§ **ABOUT THIS TASK**:
How many lines of the records hold the string "downloads"? Reply with the number alone.

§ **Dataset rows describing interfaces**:
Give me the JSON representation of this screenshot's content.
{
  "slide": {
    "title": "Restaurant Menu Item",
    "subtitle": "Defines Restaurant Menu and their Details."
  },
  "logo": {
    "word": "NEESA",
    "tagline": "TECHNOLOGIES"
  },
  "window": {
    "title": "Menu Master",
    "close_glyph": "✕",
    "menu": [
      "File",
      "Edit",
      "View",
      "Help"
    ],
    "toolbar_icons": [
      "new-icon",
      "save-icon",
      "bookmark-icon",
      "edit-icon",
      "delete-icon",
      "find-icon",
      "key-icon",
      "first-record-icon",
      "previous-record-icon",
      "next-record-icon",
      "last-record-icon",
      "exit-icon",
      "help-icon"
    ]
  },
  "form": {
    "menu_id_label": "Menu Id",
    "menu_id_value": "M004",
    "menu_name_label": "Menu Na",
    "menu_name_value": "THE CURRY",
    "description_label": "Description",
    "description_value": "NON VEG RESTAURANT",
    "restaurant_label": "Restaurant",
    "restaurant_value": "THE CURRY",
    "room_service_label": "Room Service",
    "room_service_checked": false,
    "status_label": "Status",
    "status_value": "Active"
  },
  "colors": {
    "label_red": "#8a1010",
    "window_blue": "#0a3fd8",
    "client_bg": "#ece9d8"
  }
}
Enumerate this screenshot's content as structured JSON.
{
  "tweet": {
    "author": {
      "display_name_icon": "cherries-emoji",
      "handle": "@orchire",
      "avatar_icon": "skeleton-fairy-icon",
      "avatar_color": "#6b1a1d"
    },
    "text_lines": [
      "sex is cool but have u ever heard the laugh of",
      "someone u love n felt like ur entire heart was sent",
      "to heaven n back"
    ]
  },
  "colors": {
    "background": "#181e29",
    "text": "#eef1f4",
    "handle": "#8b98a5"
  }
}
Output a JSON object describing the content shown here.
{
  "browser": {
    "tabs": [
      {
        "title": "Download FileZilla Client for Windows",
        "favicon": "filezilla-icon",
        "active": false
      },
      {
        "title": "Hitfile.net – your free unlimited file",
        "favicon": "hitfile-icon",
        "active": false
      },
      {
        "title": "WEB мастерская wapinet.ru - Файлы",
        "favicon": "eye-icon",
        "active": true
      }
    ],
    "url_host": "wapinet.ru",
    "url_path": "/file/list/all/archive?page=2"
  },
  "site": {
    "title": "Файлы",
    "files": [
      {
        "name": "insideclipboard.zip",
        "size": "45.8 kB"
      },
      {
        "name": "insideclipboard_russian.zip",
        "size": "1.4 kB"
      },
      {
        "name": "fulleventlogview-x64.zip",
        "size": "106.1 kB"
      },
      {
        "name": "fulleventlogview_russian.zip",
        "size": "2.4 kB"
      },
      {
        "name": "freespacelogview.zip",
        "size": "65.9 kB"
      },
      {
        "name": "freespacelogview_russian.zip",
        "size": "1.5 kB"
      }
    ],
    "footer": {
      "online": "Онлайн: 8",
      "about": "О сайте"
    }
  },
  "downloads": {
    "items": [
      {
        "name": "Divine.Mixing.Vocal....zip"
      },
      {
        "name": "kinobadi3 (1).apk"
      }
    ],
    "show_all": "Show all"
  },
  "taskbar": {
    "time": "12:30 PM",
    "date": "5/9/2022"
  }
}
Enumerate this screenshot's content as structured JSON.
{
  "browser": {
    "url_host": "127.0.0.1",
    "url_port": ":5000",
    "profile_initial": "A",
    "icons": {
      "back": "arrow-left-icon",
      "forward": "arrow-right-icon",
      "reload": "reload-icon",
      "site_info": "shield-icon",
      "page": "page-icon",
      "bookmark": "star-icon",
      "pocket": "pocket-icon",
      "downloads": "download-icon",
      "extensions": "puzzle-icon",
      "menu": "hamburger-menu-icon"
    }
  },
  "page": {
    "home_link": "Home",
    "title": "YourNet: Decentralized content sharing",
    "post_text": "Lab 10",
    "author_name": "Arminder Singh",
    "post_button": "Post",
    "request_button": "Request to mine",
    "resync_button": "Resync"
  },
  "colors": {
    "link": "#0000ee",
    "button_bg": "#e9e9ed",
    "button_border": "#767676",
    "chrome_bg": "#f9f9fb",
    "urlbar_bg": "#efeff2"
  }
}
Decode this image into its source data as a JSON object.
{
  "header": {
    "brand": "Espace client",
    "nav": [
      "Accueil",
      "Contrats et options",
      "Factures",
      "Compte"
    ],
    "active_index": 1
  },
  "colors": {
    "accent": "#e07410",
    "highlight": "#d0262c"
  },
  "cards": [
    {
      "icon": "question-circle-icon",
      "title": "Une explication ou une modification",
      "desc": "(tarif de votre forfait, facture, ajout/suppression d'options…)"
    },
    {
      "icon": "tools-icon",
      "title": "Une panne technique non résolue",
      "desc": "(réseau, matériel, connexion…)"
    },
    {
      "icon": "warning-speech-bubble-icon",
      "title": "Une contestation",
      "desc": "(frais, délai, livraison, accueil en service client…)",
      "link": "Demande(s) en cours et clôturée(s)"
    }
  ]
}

§ **RESPONSE TO THE EXERCISE**:
2